There is much that we still don’t know. Brown issued a statement through his attorney denying Taylor’s account and stating that “any sexual interaction with Mr. Brown was entirely consensual.” Brown will countersue, as he did in January when a former partner filed a police report saying that he shoved her to the ground in front of their daughter. On Wednesday, Brown’s agent, Drew Rosenhaus, went on SportsCenter to defend his client, saying that he “is the loving father of five children, including a daughter.” Brown’s attorney says Taylor is attempting to shake Brown down; on SportsCenter, Rosenhaus called the complaint “a money grab.”
The Patriots reportedly were unaware of Taylor’s account when they signed Brown on Monday, and said in a statement that the NFL will investigate the assertions. In case you were wondering how the team intends to handle its role, Bill Belichick has an answer: “I’m done with that, OK?”
On Wednesday morning, Brown’s new head coach told reporters that the wide receiver would practice today with the team, as planned. He did not want to talk about Taylor’s lawsuit. Belichick wanted to talk about football. Brown practiced with the Patriots on Wednesday, an indication that Belichick intends for him to play in Sunday’s game against the Dolphins. Should the league not place Brown on the commissioner’s exempt list this week—and it might not, given that Taylor, who is cooperating with the investigation, will not meet with the NFL until next week—he is expected to play. Belichick, in fact, seemed irritated that the assembled media had so many questions about Brown and about what the Patriots knew and when. “Anything else on Miami?” he asked, just before ending the press conference. That is: Anything else about football?

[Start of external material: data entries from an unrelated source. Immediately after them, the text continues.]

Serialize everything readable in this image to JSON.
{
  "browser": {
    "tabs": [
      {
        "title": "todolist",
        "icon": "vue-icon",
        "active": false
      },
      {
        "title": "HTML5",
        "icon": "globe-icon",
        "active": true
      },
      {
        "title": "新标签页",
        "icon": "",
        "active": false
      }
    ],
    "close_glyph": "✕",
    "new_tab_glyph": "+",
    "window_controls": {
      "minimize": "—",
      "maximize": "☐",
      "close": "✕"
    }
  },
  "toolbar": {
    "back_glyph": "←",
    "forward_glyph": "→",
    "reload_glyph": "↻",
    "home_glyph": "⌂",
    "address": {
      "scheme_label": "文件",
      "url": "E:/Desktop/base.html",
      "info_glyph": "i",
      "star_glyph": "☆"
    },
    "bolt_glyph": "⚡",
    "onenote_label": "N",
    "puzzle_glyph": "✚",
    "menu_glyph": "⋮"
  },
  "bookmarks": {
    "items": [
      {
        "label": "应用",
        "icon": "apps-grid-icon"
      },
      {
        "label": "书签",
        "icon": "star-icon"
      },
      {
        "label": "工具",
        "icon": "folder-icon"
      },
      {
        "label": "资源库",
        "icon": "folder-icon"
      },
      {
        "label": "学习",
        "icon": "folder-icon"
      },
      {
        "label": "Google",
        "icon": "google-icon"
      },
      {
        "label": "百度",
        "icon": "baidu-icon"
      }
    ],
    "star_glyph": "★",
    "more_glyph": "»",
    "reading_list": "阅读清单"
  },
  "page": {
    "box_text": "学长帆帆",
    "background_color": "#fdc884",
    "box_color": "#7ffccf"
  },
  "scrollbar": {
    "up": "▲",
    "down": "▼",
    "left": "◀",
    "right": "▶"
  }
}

This has long been Belichick’s shtick: He has time only for football, for the X’s and O’s, and none at all for, in the words of a reporter at the press conference, “distractions.” “We’re working on Miami,” the coach said, more than once.
But the problem is that Taylor’s lawsuit isn’t something that can be ignored. For Belichick to suggest that what the wide receiver may or may not have done is outside the scope of what he, as Brown’s boss and one of the most visible leaders in the league, can or, moreover, should consider is at best ignorant. At worst, it’s a willful decision to ignore uncomfortable realities. He’s just the coach, Belichick would have us believe. Who is he to have an opinion on what might have happened a year and a half ago, what his player might or might not be capable of?
So those of us who follow football are left to wait and see what the league’s response will be. Time and again, the NFL has shown that it can’t be relied on when the questions are difficult to answer, when a terrible truth might lurk in shades of gray, and that for all the talk of the league valuing basic human safety and righting the wrongs from its recent past, it will still come down to you—you, watching a game—to either turn off the TV or squint past the ugly bits.
And that might be the most cynical part of Belichick’s press conference on Wednesday: He knows you won’t leave. What, are you not going to wait for the season debut of one of the sport’s biggest stars? Do you not want to see the reigning Super Bowl champions and their new-look offense? Aren’t you wondering whether the whole Raiders thing was orchestrated? Wouldn’t you like to enjoy this football season? Wouldn’t it be easier if you just focused on the football, like Belichick is?
It would be easier. But don’t let the league make you think that it would be right.